However, until the passing of the Poor Law Amendment Act of 1834 incited a renewal of activity, these were the last sparks of a conflagration which at one point had convulsed the whole of England south of a line drawn from the Wash to the Bristol Channel.
In the area around Hungerford, where the borders of Berkshire, Wiltshire and Hampshire meet, not a few labourers and their wives turned to the consolation of religion. Prior to November, 1830, when the revolt in this part of the country commenced, the people of these parts had resisted the missionary endeavours of Methodist preachers such as Thomas Russell. Russell visited Ramsbury, "which was a great centre of Satan".", on 31st March, 1830. (21) About 300 assembled but the great majority came merely to annoy him, and for twelve months the opposition was so fierce that it was difficult to hold meetings at all. (22) At Hurstbourne Tarrant the cry of many of the inhabitants was "The Church and King ! No Ranters here !"(22), while at Kintbury in October, 1830, "there were no results.". (21)
Less than a year later, however, the situation was quite different. The human soil, having been harrowed by the pitiless instruments of Whig justice, and most of the hardened sinners plucked up like undesirable weeds and transplanted on the other side of the world, was now much more fertile. The Ramsbury congregation had "100 members", at Hurstbourne there were "good congregations", and at Ashmansworth "some of the people wept under the word.". At Kintbury there was "a crowded congregation" and, which was not surprising in view of the terrible punishments which had only recently been inflicted on the community, "tears flowed."
But the moving hand of Fate had already recorded the history of the times and their piety could not "lure it back to cancel half a Line, nor all (their) tears wash out a Word of it.".
REFERENCES for Chapter 7.
(1) Unless otherwise stated the sources for the information in this chapter are the Overseers Accounts Books for Kintbury and Hungerford.
(2) CON. 31-39.
(3) H.O. 52-6. Rev. Fowle to C. Dundas, 22nd November, 1830.
(4) Ibid. Frederick Page to the Home Secretary, 22nd November,1830.

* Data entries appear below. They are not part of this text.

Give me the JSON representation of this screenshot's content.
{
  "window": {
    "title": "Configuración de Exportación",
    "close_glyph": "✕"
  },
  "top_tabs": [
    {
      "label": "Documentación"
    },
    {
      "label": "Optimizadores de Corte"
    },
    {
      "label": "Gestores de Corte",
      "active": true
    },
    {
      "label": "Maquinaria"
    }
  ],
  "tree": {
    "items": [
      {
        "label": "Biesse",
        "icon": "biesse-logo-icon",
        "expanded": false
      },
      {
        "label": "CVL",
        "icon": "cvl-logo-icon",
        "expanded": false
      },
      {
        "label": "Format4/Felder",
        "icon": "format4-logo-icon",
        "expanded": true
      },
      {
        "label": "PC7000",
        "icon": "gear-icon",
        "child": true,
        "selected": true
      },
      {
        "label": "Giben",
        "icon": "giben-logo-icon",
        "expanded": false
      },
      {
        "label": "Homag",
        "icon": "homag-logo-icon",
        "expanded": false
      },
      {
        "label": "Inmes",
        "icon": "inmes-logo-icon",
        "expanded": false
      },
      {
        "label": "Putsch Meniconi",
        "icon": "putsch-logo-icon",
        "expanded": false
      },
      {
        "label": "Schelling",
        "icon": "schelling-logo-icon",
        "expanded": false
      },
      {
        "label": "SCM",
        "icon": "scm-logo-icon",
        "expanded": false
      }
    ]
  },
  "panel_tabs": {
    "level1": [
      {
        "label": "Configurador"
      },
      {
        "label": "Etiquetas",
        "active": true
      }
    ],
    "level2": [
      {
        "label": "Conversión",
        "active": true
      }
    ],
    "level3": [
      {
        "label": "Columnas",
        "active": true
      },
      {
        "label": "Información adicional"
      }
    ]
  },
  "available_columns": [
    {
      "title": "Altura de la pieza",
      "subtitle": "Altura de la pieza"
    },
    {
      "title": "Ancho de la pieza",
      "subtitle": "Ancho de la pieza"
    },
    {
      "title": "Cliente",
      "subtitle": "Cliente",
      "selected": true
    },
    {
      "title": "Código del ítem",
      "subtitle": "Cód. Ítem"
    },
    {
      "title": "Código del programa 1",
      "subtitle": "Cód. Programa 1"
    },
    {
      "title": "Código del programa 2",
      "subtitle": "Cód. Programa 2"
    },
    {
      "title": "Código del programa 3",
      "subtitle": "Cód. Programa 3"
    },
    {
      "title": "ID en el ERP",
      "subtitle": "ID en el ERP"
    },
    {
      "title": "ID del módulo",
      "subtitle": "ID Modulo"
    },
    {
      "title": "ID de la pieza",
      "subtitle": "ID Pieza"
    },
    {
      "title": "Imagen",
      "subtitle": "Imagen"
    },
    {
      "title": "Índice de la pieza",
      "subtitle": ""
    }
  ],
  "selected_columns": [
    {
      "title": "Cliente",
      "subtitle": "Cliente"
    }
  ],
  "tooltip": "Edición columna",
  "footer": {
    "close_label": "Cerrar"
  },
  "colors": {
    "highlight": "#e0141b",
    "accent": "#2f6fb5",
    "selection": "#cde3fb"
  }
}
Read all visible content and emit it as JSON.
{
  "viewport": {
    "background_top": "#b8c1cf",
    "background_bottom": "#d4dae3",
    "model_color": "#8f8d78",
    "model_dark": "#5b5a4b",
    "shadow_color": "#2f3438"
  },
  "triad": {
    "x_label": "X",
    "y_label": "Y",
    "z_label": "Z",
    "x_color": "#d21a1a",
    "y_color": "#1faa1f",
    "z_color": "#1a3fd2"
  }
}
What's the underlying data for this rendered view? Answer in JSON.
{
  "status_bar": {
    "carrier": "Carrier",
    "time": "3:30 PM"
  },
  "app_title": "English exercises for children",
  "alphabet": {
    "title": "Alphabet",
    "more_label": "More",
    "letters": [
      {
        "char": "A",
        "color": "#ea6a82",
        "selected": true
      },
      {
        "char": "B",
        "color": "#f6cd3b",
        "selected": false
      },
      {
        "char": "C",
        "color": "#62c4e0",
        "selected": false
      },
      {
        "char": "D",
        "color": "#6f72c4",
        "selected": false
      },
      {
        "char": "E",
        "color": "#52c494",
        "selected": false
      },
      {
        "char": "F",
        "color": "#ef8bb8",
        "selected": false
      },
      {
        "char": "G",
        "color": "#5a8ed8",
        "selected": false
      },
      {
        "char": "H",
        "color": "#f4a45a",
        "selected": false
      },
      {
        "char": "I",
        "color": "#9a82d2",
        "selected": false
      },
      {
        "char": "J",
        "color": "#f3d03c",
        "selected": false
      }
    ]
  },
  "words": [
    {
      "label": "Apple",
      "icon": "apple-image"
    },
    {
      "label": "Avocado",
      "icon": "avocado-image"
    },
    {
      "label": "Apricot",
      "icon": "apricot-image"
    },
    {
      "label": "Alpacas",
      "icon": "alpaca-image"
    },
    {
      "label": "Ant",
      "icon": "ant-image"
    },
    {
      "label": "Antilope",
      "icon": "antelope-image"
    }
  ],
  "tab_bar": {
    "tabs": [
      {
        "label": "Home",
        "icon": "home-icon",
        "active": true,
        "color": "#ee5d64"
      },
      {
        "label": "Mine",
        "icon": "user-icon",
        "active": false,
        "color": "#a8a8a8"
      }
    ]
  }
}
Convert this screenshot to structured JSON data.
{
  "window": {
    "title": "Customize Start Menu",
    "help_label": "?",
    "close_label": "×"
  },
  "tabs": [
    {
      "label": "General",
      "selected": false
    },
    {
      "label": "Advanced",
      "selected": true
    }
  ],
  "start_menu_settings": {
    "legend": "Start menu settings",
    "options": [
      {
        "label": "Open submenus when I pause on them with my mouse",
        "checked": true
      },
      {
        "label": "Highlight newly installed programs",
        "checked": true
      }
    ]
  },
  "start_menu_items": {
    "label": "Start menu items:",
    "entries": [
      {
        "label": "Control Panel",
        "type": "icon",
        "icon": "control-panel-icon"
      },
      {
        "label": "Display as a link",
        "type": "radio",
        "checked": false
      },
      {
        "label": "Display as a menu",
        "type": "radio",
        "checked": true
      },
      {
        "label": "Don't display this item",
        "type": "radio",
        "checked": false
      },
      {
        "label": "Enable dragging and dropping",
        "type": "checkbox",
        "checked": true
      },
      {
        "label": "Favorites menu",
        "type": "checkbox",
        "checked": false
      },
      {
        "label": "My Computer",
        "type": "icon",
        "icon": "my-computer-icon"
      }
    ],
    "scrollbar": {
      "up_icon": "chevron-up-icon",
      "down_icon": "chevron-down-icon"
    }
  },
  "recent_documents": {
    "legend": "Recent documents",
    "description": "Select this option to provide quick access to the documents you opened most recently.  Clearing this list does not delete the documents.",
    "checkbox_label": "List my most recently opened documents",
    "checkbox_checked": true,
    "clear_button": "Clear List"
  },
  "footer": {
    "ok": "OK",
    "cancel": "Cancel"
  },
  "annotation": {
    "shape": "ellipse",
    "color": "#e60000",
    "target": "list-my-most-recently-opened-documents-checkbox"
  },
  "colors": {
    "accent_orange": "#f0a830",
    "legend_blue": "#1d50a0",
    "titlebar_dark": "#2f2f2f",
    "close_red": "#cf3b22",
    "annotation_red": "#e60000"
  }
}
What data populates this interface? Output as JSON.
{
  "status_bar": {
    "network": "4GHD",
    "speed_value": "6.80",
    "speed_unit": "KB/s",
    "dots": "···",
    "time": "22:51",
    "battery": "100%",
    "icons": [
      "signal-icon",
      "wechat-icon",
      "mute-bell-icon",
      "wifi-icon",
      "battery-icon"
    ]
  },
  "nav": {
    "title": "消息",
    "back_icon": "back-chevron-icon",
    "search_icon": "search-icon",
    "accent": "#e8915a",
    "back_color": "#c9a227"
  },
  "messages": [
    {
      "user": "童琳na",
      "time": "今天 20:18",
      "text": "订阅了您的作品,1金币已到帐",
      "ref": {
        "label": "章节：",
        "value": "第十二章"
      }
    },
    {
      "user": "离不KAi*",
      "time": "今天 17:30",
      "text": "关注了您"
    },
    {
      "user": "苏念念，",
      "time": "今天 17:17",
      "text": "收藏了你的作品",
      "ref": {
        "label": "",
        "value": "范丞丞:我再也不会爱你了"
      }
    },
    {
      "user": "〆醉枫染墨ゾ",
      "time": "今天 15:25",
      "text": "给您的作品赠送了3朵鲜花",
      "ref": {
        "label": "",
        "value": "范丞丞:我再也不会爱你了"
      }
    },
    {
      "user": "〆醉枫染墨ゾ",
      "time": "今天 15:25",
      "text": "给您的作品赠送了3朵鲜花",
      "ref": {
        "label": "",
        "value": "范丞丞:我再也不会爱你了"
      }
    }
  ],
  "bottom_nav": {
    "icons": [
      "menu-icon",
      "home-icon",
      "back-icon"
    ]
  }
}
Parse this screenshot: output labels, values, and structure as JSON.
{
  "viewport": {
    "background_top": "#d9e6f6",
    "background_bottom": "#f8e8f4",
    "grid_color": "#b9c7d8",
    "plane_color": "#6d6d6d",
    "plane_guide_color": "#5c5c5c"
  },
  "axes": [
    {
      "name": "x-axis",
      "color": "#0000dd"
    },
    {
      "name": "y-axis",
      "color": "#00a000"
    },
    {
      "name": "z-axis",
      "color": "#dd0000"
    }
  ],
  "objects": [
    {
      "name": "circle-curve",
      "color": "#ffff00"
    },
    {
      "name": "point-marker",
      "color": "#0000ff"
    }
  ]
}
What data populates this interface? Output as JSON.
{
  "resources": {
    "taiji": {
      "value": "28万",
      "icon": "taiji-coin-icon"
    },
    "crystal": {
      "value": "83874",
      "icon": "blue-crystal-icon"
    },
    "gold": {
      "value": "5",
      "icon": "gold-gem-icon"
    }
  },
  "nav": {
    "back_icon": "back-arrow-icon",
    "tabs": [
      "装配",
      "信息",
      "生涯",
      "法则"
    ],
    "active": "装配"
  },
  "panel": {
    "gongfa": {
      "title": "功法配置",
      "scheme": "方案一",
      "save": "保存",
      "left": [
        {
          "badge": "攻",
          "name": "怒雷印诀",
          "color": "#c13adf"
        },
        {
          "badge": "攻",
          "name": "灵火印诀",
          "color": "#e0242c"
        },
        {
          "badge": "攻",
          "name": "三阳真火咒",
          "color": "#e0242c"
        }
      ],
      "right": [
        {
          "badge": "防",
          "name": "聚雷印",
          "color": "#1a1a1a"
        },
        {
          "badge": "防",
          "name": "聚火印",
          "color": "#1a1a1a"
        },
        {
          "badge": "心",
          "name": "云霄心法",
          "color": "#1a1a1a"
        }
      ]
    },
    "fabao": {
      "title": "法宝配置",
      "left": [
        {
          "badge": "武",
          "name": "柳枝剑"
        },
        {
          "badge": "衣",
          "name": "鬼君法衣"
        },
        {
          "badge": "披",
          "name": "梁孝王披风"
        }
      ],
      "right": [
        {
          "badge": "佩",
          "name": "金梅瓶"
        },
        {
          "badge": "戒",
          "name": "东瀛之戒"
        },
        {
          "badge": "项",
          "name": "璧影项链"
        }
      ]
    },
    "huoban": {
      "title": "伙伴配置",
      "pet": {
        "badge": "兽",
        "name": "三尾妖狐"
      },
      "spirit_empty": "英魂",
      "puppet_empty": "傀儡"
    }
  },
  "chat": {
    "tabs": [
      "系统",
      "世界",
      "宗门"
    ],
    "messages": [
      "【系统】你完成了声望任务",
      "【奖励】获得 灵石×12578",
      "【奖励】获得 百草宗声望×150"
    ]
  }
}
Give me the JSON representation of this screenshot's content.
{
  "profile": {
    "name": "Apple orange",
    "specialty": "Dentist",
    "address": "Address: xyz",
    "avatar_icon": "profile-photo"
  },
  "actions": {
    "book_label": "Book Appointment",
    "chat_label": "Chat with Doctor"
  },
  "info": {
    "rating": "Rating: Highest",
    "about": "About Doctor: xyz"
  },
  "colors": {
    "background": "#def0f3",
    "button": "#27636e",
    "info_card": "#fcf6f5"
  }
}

(5) N. GASH. op.cit.
(6) Ibid. Quoted from "The Times", 23rd November,1830.
(7) H.O. 52-6. Rev. Hodgson to C.Hodgson,Esq., 23rd November,1830.
(8) Ibid. J.Westall to Sir P.Freeling, 28th November,1830.
(9) Ibid. John Pearce to Lord Melbourne, 5th December,1830.
(10) H & R., "Captain Swing".
(11) Rept. Select Cttee.on Agric.,1833. Mr.Robert Hughes, Woodford, Wilts.
(12) H.O. 52-24.
(13) H.O. 40-27.
(14) H.O. 52-12.
(15) Reading Mercury. 14th February,1831.
(16) Ibid. 7th February,1831.
(17) Ibid. 21st February,1831.
(18) Ibid. 28th February,1831.
(19) Ibid. 7th March,1831.
(20) Salisbury & Winchester Journal, 7th March,1831. (Quoted by H & R.) (21) Thomas Russell's Journal. (Quoted by H & R.)
(22) J.Petty, "History of the Methodist Connexion."
Part 1 - Berkshire:
Part 2: To "Botany Bay"